━━━ EXCERPTED DATA ━━━

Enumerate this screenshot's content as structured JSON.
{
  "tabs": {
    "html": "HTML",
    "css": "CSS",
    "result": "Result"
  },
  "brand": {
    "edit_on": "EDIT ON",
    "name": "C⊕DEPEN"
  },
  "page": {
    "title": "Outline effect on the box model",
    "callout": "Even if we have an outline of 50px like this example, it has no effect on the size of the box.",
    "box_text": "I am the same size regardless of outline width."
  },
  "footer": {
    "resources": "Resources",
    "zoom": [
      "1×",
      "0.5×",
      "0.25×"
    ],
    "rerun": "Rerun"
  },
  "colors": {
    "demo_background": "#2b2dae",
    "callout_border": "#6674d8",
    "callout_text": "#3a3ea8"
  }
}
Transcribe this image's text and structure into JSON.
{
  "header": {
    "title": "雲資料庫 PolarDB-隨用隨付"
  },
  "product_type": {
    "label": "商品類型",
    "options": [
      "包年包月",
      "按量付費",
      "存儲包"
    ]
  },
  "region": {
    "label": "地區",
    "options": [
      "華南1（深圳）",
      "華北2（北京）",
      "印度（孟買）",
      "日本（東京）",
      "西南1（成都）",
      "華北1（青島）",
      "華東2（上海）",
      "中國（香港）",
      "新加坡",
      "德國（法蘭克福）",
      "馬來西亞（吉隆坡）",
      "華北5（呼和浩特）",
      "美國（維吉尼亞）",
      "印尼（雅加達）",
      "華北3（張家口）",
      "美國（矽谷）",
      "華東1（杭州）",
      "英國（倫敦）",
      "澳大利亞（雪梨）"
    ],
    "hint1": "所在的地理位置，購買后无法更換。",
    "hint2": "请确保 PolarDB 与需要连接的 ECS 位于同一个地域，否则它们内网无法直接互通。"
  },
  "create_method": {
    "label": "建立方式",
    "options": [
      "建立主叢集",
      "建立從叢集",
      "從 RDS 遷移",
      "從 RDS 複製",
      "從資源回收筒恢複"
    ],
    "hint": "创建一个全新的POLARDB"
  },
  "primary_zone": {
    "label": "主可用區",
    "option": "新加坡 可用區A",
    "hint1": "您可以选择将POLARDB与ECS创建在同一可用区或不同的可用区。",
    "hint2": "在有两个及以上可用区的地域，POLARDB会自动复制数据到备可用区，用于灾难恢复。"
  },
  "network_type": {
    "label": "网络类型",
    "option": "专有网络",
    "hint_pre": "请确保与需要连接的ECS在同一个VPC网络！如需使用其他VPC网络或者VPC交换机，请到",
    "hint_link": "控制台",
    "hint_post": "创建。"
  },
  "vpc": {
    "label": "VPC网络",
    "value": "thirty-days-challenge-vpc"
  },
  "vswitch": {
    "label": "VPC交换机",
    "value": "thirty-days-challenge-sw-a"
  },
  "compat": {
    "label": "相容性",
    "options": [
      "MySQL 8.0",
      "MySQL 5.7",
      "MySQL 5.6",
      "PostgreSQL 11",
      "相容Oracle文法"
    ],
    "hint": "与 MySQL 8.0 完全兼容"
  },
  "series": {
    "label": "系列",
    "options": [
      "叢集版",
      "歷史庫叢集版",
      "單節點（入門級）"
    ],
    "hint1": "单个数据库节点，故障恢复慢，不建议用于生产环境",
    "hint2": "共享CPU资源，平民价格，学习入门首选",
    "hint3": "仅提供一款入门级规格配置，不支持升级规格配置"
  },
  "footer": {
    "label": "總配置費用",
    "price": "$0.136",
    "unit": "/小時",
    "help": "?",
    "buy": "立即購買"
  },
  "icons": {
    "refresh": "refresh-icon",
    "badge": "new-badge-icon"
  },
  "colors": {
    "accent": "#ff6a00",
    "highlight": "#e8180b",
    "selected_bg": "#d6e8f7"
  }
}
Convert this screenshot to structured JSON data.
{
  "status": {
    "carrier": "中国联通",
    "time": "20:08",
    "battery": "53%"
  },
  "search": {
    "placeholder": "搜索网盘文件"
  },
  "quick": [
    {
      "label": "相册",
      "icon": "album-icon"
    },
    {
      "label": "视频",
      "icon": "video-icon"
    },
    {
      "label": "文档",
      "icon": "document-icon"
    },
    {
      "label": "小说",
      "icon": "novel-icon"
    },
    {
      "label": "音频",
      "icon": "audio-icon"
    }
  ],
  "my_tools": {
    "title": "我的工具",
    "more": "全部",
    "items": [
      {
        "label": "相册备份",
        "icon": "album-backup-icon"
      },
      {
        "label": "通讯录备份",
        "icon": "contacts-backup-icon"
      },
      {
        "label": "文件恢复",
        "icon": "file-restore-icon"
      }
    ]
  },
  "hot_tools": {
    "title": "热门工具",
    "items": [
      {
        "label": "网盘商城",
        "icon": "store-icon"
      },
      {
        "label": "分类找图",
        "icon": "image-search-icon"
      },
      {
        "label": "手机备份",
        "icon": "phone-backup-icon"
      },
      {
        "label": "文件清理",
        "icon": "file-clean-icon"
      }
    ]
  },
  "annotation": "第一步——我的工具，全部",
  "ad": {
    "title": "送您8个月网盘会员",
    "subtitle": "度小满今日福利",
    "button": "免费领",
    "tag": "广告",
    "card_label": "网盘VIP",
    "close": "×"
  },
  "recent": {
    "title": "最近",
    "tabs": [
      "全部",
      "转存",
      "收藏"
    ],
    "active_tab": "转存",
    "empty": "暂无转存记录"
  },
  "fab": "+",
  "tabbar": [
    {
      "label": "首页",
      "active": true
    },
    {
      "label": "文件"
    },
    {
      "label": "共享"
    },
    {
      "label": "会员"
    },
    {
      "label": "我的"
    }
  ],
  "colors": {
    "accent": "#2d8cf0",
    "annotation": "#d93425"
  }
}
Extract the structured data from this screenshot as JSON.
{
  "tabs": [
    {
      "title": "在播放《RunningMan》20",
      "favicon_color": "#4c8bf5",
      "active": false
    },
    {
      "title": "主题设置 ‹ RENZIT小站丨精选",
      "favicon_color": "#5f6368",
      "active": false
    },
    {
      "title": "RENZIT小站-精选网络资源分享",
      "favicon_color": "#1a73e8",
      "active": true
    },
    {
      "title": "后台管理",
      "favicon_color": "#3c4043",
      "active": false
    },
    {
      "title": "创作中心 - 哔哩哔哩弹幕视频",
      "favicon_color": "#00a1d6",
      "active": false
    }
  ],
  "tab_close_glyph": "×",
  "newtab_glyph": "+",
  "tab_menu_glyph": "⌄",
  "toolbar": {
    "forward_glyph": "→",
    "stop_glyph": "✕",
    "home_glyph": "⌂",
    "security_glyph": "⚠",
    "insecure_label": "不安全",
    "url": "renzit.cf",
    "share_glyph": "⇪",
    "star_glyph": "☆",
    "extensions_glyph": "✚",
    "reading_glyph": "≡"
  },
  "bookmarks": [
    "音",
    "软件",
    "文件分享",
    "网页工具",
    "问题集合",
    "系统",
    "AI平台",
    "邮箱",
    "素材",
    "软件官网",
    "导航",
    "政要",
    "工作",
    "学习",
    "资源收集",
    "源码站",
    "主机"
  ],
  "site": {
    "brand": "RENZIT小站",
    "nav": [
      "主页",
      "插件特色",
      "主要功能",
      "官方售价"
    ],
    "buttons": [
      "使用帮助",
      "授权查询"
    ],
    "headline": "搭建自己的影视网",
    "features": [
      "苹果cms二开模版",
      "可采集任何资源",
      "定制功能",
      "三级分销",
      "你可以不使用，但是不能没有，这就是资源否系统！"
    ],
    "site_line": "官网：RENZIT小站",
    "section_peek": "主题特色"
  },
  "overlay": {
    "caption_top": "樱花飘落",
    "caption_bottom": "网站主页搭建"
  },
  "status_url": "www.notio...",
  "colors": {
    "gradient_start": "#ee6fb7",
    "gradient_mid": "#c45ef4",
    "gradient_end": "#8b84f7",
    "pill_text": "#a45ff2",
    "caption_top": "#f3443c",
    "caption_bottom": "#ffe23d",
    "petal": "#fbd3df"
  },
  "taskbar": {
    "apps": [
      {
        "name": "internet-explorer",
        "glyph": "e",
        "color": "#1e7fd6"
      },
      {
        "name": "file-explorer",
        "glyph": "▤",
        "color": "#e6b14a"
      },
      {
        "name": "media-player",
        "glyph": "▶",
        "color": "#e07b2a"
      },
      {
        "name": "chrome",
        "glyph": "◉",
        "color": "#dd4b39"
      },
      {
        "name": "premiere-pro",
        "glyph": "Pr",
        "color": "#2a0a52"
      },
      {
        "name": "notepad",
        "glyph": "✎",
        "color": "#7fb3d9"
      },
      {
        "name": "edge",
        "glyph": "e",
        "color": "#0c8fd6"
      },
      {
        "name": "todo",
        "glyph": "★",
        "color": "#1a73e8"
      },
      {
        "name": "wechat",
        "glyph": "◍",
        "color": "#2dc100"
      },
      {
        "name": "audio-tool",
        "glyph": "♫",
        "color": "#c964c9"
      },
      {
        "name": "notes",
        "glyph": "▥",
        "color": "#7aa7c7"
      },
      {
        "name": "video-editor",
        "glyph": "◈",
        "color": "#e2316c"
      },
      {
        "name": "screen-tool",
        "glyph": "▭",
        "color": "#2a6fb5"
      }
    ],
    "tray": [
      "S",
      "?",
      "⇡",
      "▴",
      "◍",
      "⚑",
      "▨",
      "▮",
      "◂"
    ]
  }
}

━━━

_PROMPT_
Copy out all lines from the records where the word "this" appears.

_WRITTEN RESPONSE_
Enumerate this screenshot's content as structured JSON.
    "callout": "Even if we have an outline of 50px like this example, it has no effect on the size of the box.",
Transcribe this image's text and structure into JSON.
Convert this screenshot to structured JSON data.
Extract the structured data from this screenshot as JSON.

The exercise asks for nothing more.